Don Bosco's Concern for a Fallen Priest Who Became a Waldensian Pastor

Vain however, was the effort of John Bosco to the Catholic priest Luigi De Sanctis. The Roman De Sanctis was a member of the Camillian Order,  a professor of theology and a well-known priest in Rome in the 1830s. But in the revolutionary year of 1848, De Sanctis turned his back on the Catholic Church, left his Order and its parish and went to Malta. He became a Protestant and married. A little later he was Vicar of Pastor Meille in Turin and took part in the anti-Catholic magazine "The Evangelical Light", which was directed primarily against Don Bosco. When it came to conflicts within the Waldensians, De Sanctis became Calvinist, which is was what cost him his place in the Waldensians and plunged him into a deep crisis.
Don Bosco contacted De Sanctis on 17 November 1854. He tried to pave the apostate priest's  way back to the Catholic Church. The move may seem surprising, after all, De Sanctis was a "traitor" and had written numerous writings against the Catholic Church, especially attacks against the Sacrament of Penance. But Don Bosco was convinced of the dogma, Extra Ecclesiam Nulla Salus. He was concerned about the salvation of the souls of men.
In fact, De Sanctis replied. This resulted in an intense exchange of letters that has been preserved. "You can not imagine the impact that your friendly letter of yesterday had  on me. I could never imagine that there is so much generosity and so much kindness in a man who is my open enemy. Let's make no mistake about it. I fight your principles and you fight my principles, but while you fight me, show me,  love me sincerely ... "
Don Bosco, who was convinced that in a fallen priest there must prevail the largest moral dilemma, which is why he wanted to present him with his hand of friendship, but was disappointed. Six months later, De Sanctis resumed his attacks against the Catholic Church again, went to Florence, returned there back to the Waldensian Church and died a Waldensian in 1869. Don Bosco should speak of a "hardened heart" and a "darkened intellect", which kept its grasp on the former Camillian.

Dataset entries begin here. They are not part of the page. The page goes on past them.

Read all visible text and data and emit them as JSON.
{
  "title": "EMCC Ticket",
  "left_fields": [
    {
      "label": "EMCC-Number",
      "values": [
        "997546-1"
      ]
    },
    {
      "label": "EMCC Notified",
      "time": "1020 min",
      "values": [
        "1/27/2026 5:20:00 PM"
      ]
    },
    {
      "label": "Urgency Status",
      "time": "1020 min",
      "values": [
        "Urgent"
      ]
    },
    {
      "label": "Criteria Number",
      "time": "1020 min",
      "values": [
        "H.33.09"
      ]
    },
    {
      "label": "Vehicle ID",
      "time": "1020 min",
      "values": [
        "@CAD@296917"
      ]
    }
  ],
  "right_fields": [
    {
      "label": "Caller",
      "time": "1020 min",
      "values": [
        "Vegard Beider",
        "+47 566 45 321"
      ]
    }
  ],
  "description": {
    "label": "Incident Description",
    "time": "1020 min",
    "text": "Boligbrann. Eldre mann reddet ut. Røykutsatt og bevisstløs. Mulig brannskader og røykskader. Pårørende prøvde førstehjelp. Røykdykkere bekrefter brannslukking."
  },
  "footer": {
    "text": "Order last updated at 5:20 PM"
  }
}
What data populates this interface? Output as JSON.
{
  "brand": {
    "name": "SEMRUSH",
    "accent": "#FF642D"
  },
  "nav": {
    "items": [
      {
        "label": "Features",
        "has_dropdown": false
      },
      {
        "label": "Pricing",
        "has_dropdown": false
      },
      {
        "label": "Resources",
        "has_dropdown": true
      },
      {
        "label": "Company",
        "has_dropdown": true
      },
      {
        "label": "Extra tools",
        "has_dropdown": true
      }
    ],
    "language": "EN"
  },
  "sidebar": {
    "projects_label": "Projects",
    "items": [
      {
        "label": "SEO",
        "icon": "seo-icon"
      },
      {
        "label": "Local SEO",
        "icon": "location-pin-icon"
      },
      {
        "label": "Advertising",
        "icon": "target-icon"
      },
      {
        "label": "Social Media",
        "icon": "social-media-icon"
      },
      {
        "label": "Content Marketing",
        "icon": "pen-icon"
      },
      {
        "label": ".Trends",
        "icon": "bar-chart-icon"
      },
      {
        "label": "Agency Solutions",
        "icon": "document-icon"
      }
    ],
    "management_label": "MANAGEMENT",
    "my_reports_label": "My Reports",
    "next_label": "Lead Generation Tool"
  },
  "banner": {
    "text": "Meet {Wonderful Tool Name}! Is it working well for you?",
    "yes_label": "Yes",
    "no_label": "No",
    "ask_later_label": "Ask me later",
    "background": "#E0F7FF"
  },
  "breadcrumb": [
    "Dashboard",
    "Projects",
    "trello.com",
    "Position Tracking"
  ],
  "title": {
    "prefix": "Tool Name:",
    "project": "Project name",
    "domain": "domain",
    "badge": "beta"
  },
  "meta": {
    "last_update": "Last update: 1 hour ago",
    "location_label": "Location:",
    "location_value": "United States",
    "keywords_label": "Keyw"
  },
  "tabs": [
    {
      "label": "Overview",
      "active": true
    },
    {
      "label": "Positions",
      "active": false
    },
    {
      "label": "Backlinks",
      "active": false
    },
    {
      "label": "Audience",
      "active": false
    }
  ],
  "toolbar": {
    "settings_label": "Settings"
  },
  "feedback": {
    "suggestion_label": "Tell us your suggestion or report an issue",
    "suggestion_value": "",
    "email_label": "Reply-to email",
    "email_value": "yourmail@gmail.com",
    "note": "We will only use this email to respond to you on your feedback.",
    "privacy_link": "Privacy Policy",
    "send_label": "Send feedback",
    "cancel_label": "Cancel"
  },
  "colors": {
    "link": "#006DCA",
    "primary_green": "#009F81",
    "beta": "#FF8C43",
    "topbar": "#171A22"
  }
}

Text: Giuseppe Nardi
Image: Chiesa e postconcilio / Wikicommons
Trans: Tancred
Link to Katholisches...